*WORK INSTRUCTIONS*: Your task is to retype every entry exactly while omitting the pictures.

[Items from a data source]
┌──
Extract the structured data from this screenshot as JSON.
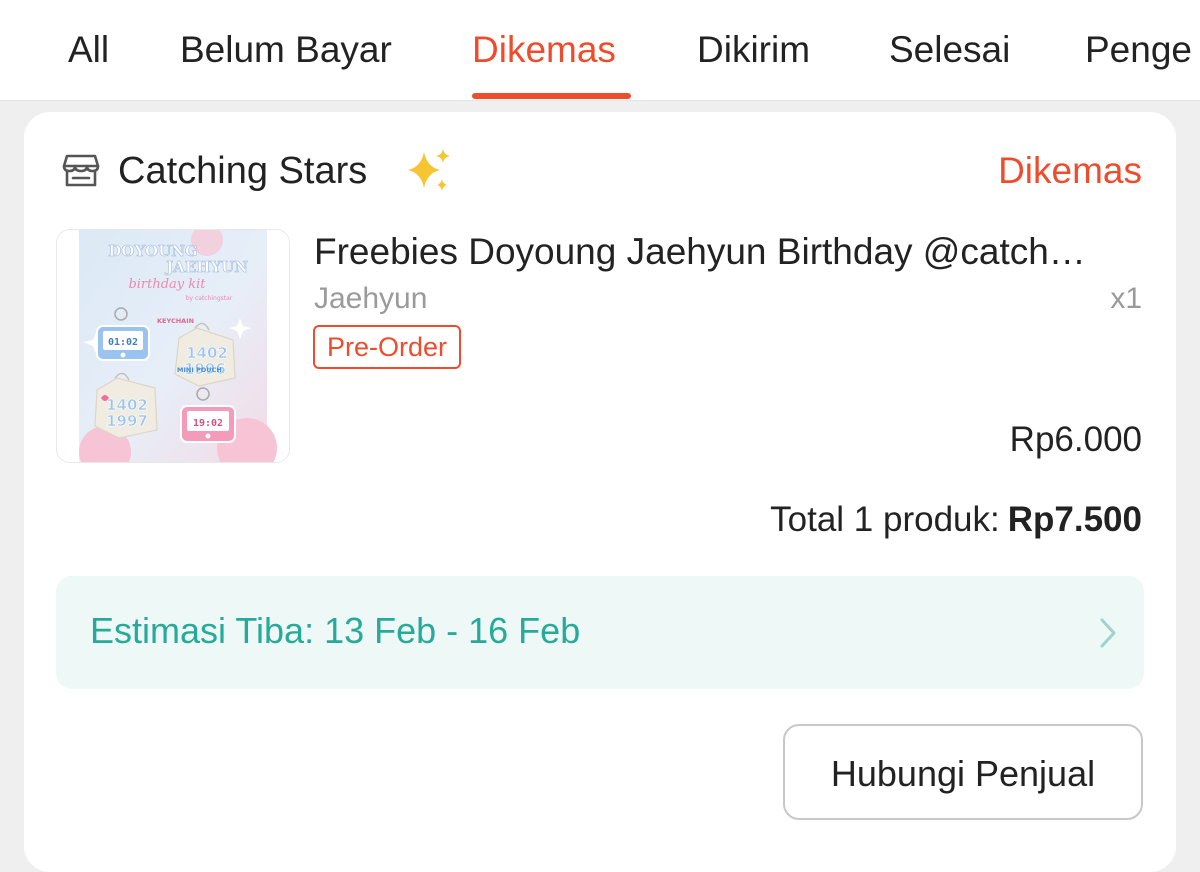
{
  "tabs": [
    {
      "label": "All"
    },
    {
      "label": "Belum Bayar"
    },
    {
      "label": "Dikemas",
      "active": true
    },
    {
      "label": "Dikirim"
    },
    {
      "label": "Selesai"
    },
    {
      "label": "Penge"
    }
  ],
  "order": {
    "shop_name": "Catching Stars",
    "shop_icon": "store-icon",
    "status": "Dikemas",
    "product": {
      "title": "Freebies Doyoung Jaehyun Birthday @catch…",
      "variant": "Jaehyun",
      "quantity": "x1",
      "tag": "Pre-Order",
      "price": "Rp6.000",
      "image_text": {
        "heading_line1": "DOYOUNG",
        "heading_line2": "JAEHYUN",
        "subtitle": "birthday kit",
        "byline": "by catchingstar",
        "label_keychain": "KEYCHAIN",
        "label_pouch": "MINI POUCH",
        "screen_time_1": "01:02",
        "screen_time_2": "19:02",
        "pouch_number_1": "1402",
        "pouch_number_2": "1996",
        "pouch_number_3": "1402",
        "pouch_number_4": "1997"
      }
    },
    "total_label": "Total 1 produk:",
    "total_amount": "Rp7.500",
    "eta": "Estimasi Tiba: 13 Feb - 16 Feb",
    "contact_button": "Hubungi Penjual"
  },
  "colors": {
    "accent": "#ee4d2d",
    "eta_text": "#26aa99",
    "eta_bg": "#eef8f6"
  }
}
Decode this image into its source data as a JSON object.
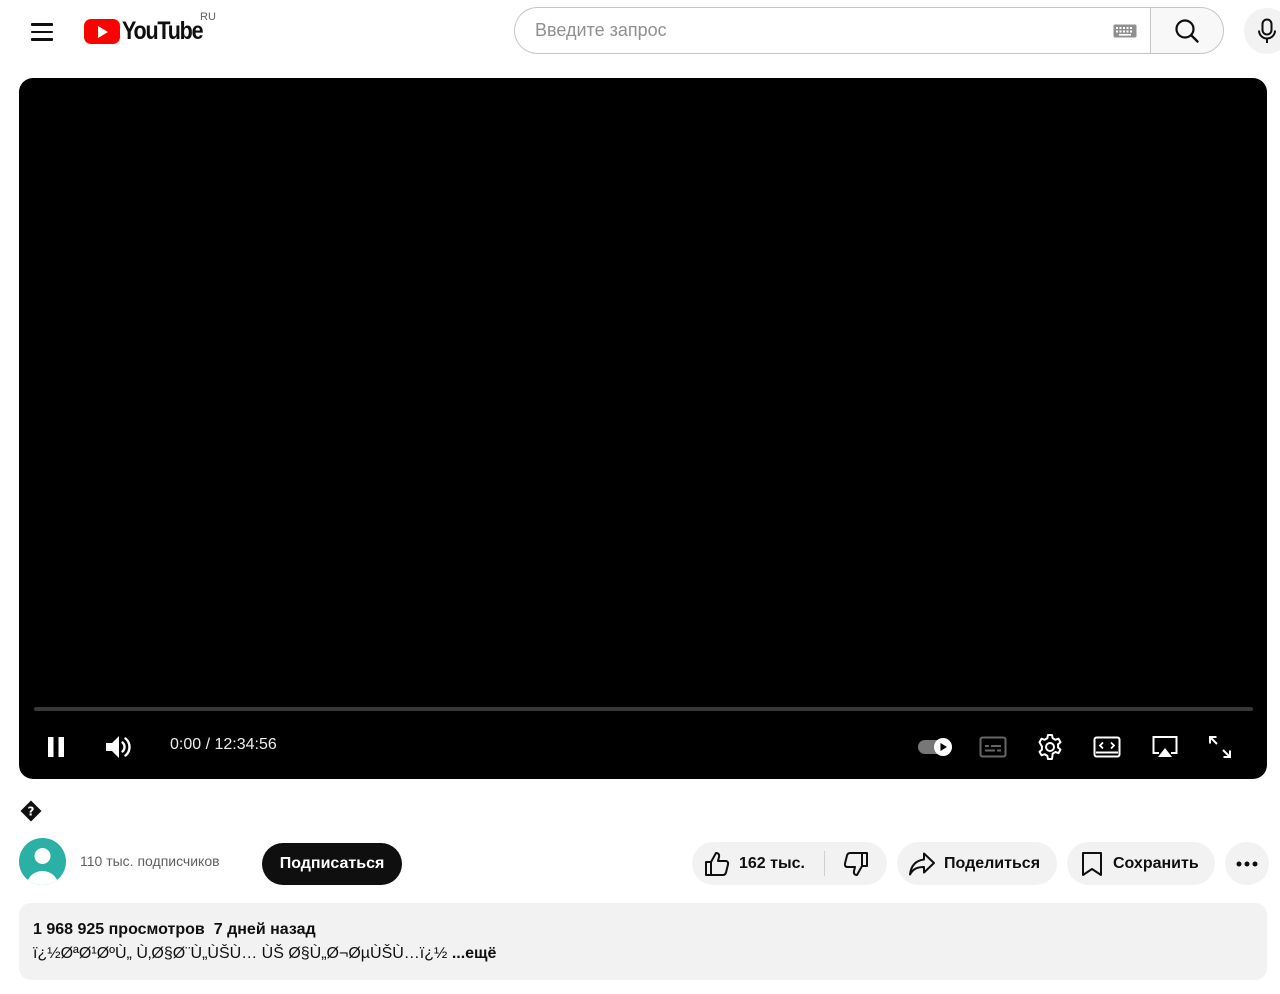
{
  "header": {
    "logo_text": "YouTube",
    "region": "RU",
    "search_placeholder": "Введите запрос",
    "search_value": ""
  },
  "player": {
    "current_time": "0:00",
    "separator": " / ",
    "duration": "12:34:56",
    "progress_fraction": 0,
    "autoplay_on": true
  },
  "channel": {
    "subscribers": "110 тыс. подписчиков",
    "subscribe_label": "Подписаться"
  },
  "actions": {
    "like_count": "162 тыс.",
    "share_label": "Поделиться",
    "save_label": "Сохранить"
  },
  "description": {
    "views": "1 968 925 просмотров",
    "date": "7 дней назад",
    "text": "ï¿½ØªØ¹ØºÙ„ Ù‚Ø§Ø¨Ù„ÙŠÙ… ÙŠ Ø§Ù„Ø¬ØµÙŠÙ…ï¿½",
    "more_label": "...ещё"
  },
  "colors": {
    "brand_red": "#ff0000",
    "text_primary": "#0f0f0f",
    "text_secondary": "#606060",
    "pill_bg": "#f2f2f2",
    "avatar_bg": "#2bb0a6"
  }
}
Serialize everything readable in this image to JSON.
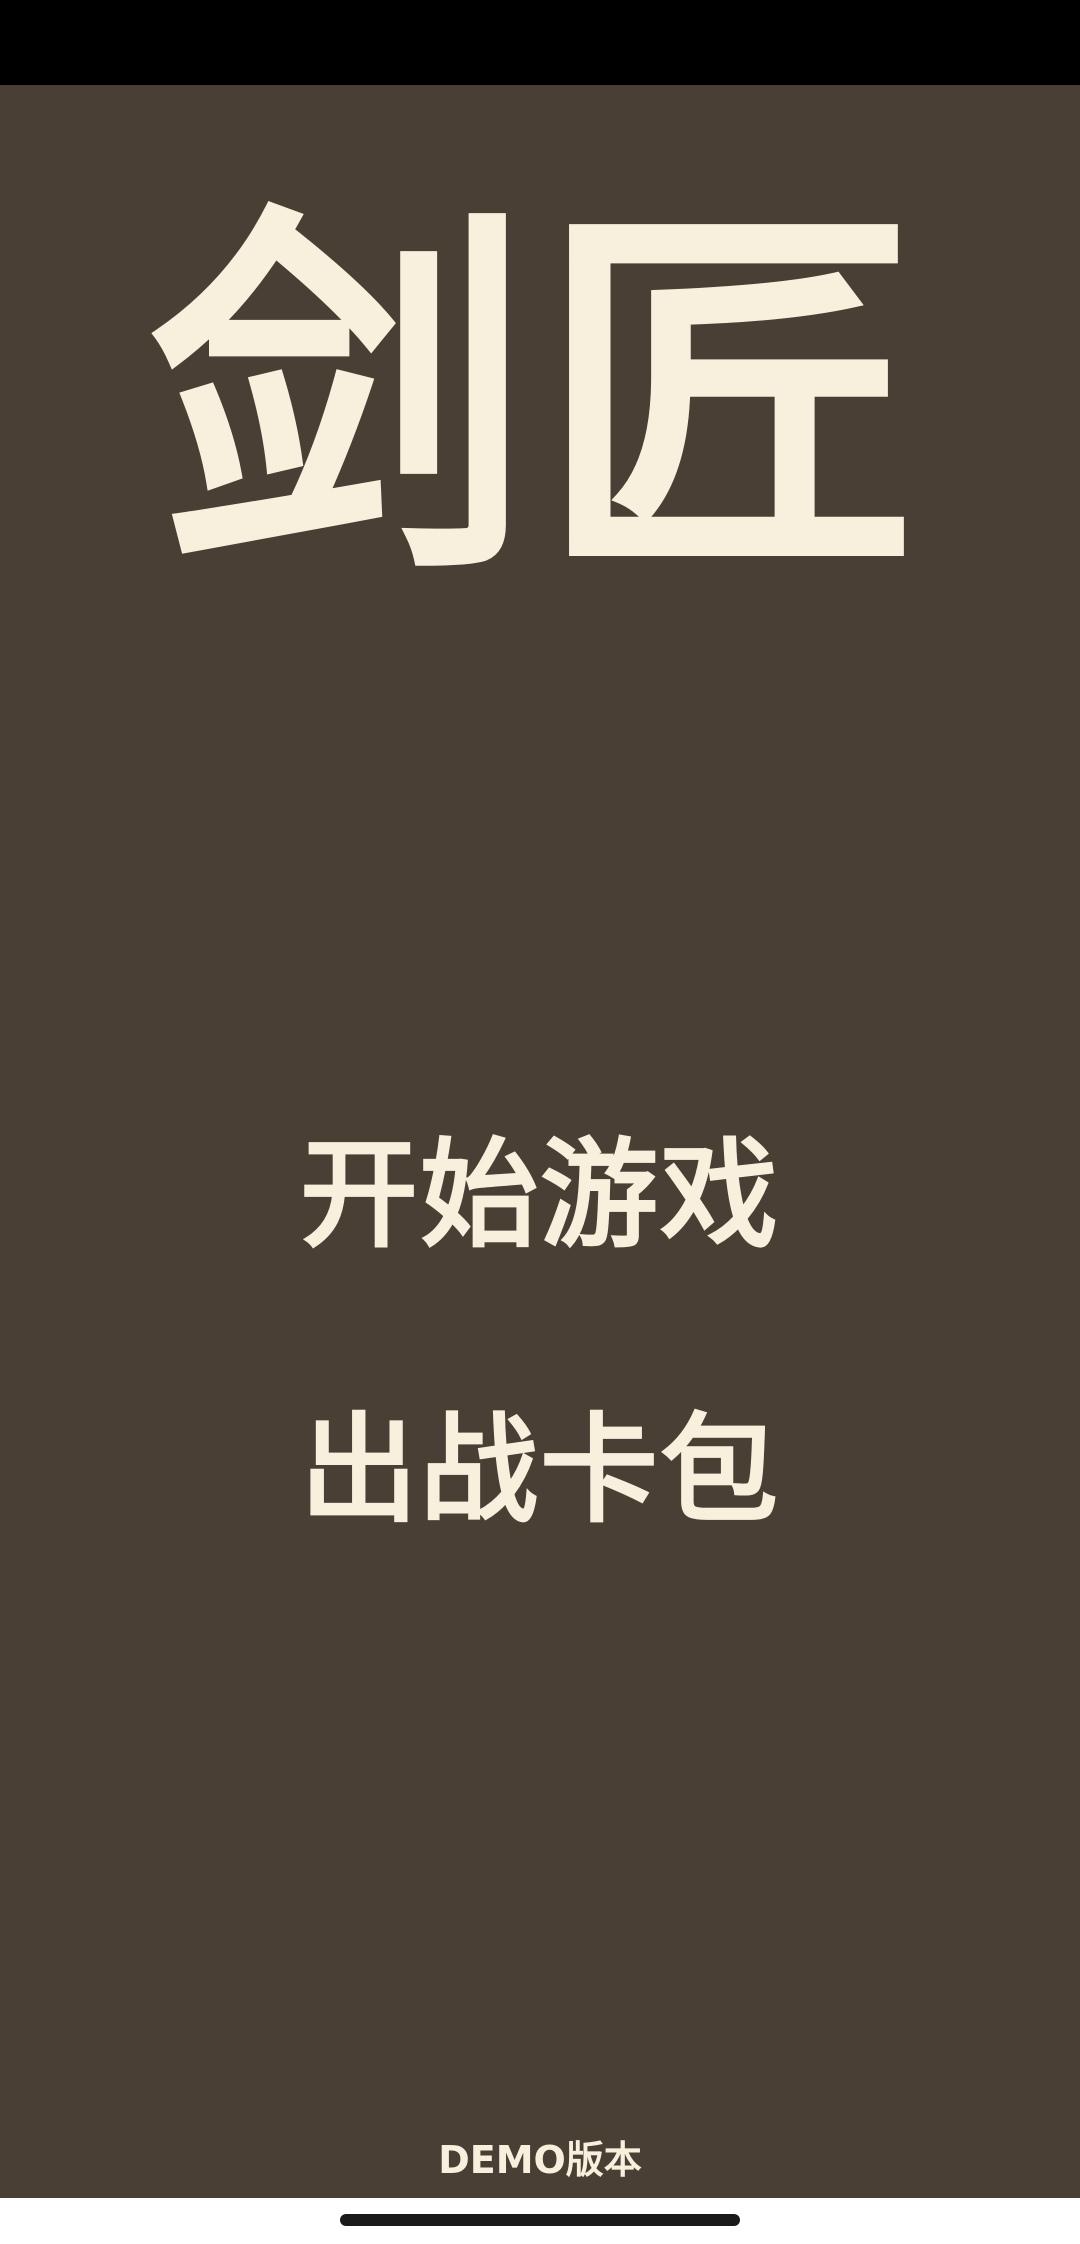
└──
*RESPONSE AREA*:
Extract the structured data from this screenshot as JSON.
{
  "tabs": [
    {
      "label": "All"
    },
    {
      "label": "Belum Bayar"
    },
    {
      "label": "Dikemas",
      "active": true
    },
    {
      "label": "Dikirim"
    },
    {
      "label": "Selesai"
    },
    {
      "label": "Penge"
    }
  ],
  "order": {
    "shop_name": "Catching Stars",
    "shop_icon": "store-icon",
    "status": "Dikemas",
    "product": {
      "title": "Freebies Doyoung Jaehyun Birthday @catch…",
      "variant": "Jaehyun",
      "quantity": "x1",
      "tag": "Pre-Order",
      "price": "Rp6.000",
      "image_text": {
        "heading_line1": "DOYOUNG",
        "heading_line2": "JAEHYUN",
        "subtitle": "birthday kit",
        "byline": "by catchingstar",
        "label_keychain": "KEYCHAIN",
        "label_pouch": "MINI POUCH",
        "screen_time_1": "01:02",
        "screen_time_2": "19:02",
        "pouch_number_1": "1402",
        "pouch_number_2": "1996",
        "pouch_number_3": "1402",
        "pouch_number_4": "1997"
      }
    },
    "total_label": "Total 1 produk:",
    "total_amount": "Rp7.500",
    "eta": "Estimasi Tiba: 13 Feb - 16 Feb",
    "contact_button": "Hubungi Penjual"
  },
  "colors": {
    "accent": "#ee4d2d",
    "eta_text": "#26aa99",
    "eta_bg": "#eef8f6"
  }
}
Decode this image into its source data as a JSON object.
{
  "header": {
    "logo_text": "YouTube",
    "region": "RU",
    "search_placeholder": "Введите запрос",
    "search_value": ""
  },
  "player": {
    "current_time": "0:00",
    "separator": " / ",
    "duration": "12:34:56",
    "progress_fraction": 0,
    "autoplay_on": true
  },
  "channel": {
    "subscribers": "110 тыс. подписчиков",
    "subscribe_label": "Подписаться"
  },
  "actions": {
    "like_count": "162 тыс.",
    "share_label": "Поделиться",
    "save_label": "Сохранить"
  },
  "description": {
    "views": "1 968 925 просмотров",
    "date": "7 дней назад",
    "text": "ï¿½ØªØ¹ØºÙ„ Ù‚Ø§Ø¨Ù„ÙŠÙ… ÙŠ Ø§Ù„Ø¬ØµÙŠÙ…ï¿½",
    "more_label": "...ещё"
  },
  "colors": {
    "brand_red": "#ff0000",
    "text_primary": "#0f0f0f",
    "text_secondary": "#606060",
    "pill_bg": "#f2f2f2",
    "avatar_bg": "#2bb0a6"
  }
}
Serialize everything readable in this image to JSON.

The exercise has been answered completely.